Shelby Baez, PhD, a UK College of Health Sciences alumna who received her Master’s in Athletic Training in 2016 and her PhD in Rehabilitation Sciences in 2019, was awarded the Doctoral Dissertation Award from the Association for Applied Sport Psychology (AASP) for her outstanding contributions to injury rehabilitation research.
Upon her 2019 graduation, Baez was hired as an assistant professor of kinesiology at Michigan State University where she is also the director of MSU’s Behavioral Research and Athletic Injury Neuroscience (BRAIN) Lab. As the lab’s director, she investigates cognitive changes in people who have experienced a sports related injury.
“My main interest is in how fear and confidence impact a patient’s recovery time,” she said.

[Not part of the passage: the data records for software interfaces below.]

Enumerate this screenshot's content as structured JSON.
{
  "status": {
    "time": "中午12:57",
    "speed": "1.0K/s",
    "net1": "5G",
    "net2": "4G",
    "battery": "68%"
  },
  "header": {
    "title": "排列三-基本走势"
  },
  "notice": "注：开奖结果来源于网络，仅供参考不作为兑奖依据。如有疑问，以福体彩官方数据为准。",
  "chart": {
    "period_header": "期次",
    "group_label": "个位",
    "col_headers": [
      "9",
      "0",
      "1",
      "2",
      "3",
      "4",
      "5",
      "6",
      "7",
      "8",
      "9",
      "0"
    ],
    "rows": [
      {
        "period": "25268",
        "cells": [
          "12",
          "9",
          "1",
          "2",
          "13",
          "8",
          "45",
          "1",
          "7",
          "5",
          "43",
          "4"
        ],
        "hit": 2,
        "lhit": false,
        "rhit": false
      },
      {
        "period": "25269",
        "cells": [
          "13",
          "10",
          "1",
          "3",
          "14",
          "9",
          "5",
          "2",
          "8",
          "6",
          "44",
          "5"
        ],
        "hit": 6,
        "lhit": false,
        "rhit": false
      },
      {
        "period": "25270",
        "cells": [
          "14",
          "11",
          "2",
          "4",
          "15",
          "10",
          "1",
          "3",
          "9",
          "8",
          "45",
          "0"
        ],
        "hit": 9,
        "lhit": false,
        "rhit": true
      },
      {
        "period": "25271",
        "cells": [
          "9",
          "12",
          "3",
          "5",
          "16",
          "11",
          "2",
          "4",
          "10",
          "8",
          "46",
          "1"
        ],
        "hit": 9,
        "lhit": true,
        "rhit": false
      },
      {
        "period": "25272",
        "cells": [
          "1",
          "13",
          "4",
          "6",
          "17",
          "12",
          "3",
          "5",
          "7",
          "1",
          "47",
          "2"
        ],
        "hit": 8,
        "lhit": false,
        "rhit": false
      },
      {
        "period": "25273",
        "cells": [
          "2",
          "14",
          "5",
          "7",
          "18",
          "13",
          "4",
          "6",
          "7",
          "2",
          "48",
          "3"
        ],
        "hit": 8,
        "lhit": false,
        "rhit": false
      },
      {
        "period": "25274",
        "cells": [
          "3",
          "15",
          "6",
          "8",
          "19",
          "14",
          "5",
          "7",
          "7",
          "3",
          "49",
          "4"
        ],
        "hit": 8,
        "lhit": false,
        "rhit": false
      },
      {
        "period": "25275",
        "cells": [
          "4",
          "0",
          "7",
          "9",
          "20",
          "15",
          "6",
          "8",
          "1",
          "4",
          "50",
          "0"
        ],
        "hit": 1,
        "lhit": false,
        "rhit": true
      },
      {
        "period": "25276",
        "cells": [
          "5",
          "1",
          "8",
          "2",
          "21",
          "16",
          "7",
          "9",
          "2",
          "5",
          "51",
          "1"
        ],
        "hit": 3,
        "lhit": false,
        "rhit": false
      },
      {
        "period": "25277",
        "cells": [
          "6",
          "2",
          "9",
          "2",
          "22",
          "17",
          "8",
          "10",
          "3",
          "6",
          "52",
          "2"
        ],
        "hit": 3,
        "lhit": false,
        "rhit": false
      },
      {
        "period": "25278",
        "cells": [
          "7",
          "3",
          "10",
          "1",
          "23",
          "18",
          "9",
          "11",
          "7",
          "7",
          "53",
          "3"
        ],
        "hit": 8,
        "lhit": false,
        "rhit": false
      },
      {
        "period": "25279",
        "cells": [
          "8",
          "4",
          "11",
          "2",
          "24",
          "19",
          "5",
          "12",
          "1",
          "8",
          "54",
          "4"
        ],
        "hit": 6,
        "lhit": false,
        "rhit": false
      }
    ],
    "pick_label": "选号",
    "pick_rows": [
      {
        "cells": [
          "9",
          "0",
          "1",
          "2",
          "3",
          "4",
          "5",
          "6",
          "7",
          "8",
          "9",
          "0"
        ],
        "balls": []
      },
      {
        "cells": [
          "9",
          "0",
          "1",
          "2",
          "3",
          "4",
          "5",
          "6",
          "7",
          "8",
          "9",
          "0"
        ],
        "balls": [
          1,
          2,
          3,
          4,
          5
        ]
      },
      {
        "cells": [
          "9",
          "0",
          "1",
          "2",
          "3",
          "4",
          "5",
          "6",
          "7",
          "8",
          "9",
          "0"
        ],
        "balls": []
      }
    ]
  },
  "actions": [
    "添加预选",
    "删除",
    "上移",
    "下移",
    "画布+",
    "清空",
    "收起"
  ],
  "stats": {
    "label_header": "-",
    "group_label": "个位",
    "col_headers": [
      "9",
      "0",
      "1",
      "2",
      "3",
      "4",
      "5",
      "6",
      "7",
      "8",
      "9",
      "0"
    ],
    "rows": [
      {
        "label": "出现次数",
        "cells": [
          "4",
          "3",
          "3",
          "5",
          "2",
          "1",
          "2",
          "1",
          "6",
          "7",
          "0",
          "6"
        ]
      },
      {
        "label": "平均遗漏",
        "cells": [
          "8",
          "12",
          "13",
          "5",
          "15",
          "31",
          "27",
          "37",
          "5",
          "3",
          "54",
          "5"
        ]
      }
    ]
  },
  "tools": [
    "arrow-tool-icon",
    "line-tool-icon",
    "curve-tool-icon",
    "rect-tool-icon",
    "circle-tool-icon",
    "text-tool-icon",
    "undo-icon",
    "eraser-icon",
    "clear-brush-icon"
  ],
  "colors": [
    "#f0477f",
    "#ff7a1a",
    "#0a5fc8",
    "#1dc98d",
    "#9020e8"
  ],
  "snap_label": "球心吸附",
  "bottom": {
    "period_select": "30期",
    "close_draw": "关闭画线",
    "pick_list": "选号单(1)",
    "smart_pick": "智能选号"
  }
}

Baez’s research found sports injuries are damaging both physically and mentally. “Psychological factors, injury related fear, and belief in our abilities greatly determine an athlete’s return to sport,” she said. “If a recovered athlete doesn’t believe they can accomplish a physical task it’s highly likely they won’t.”
“Shelby’s work is timely and has, and will continue to have, a large impact on how we provide patient-centered care that addresses the patient’s physical and psychological needs to return to physical activity after injury," said Johanna Hoch, PhD, ATC, program director of the professional master's in athletic training and Baez's former mentor. "This award is well deserved. It is a testament to her work as a doctoral student and her dedication to ensuring health and happiness for our future patients.”
The Doctoral Dissertation Award attracts applicants from across the globe. “It’s incredibly humbling to receive this award,” Baez said. “I was honestly shocked to be selected because there are so many word-class researchers who apply.”
“I loved that that the award committee was interested in addressing athletic injuries,” she continued. “It’s an area that is overlooked quite often.”
Baez believes her time at the College of Health Sciences was crucial to receiving this award. “I would not have come this far without the support of CHS faculty and staff,” she said. “I always had an extremely strong support system around me which is a big reason for my success.”